Leonard Cohen was a poet turned novelist turned singer-songwriter. A Jewish Canadian who spent time in a Zen monastery, he performed and released records from the 1960s until three weeks before his death in 2016. He was a spiritual seeker, in love with the creative process. And he wrote a song, once rejected by Columbia Records, that has transcended time, age, religion, and genre to become one of the most powerful, resonant, connecting, and universal songs of our time. Hallelujah. Hallelujah. Hallelujah!
Hallelujah: Leonard Cohen, a Journey, a Song was released on Netflix in January 2023. The documentary presents like a conversation, which feels as intimate as Cohen’s poetic lyrics. It weaves a spiritual path for Cohen, and the viewer meanders along. But mostly the film reflects on the seven-year journey to writing the song “Hallelujah,” while also speaking to its evolution from record label reject to cover song hit (from artists like Bob Dylan, Jeff Buckley, and Rufus Wainwright) to a truly timeless and universal ballad.
The film also serves to inspire! Cohen, who started writing songs around age 30, reaching commercial success in his 40s, and singing at Coachella in his 70s, teaches us that it’s never too late to start…anything. He was a man deep into his creative process, bringing pen to paper in illegible scratches, and spent seven years writing “Hallelujah.” Also teaching us to never give up.
Cohen’s vast body of musical wonderment (and the song “Hallelujah” itself) sings with the vignettes of life and the philosophies of the artist’s heart and mind and is truly poetry set to music.
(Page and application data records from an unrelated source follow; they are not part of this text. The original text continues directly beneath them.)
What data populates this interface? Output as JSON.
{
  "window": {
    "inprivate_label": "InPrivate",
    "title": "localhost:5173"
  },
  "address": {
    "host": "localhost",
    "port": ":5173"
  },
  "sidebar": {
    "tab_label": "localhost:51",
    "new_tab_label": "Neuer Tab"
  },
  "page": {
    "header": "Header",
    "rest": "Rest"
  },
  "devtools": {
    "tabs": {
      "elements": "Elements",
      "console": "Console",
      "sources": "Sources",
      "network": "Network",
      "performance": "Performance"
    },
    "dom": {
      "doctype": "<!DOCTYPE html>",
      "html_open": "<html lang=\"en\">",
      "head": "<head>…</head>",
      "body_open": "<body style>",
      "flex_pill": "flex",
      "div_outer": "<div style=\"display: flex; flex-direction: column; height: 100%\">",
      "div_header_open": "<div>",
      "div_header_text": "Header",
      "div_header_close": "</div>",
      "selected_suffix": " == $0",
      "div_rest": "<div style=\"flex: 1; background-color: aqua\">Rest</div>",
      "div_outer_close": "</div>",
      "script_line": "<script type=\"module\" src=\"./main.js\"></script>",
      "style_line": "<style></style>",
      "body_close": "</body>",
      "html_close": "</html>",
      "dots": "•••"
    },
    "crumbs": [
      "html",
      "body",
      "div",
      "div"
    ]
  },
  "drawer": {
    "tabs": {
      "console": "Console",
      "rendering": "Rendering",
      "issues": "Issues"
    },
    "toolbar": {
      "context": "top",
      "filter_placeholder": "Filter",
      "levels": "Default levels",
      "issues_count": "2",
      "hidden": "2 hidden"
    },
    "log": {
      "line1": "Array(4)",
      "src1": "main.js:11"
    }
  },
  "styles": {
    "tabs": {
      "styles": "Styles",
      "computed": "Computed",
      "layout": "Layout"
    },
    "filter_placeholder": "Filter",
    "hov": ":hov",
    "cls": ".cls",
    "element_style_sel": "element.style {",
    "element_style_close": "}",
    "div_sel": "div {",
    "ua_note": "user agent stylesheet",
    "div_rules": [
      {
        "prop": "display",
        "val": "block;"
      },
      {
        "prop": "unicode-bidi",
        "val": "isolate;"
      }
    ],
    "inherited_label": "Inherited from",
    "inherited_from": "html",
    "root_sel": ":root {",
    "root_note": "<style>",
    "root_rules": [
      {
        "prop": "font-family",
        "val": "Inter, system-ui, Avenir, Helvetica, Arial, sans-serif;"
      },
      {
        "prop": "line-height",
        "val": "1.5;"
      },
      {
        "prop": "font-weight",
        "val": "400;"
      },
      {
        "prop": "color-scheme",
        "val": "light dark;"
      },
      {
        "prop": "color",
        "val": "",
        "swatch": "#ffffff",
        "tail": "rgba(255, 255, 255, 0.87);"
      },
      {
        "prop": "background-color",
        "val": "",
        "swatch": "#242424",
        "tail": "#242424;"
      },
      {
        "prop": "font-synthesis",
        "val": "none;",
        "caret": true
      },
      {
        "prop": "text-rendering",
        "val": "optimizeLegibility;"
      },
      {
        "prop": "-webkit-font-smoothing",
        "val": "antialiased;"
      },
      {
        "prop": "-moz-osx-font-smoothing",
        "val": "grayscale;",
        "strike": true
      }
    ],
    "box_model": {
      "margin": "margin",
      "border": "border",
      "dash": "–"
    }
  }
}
In the film, Cohen muses, “If I knew where songs came from, I would go there more often.” But it’s hearing artist after artist, through the decades, and posthumously in a Leonard Cohen memorial concert, all singing this song, “Hallelujah,” that reminds the viewer of how transcendent one song can become.
“And every breath we drew was, Hallelujah.” Indeed it was, Leonard.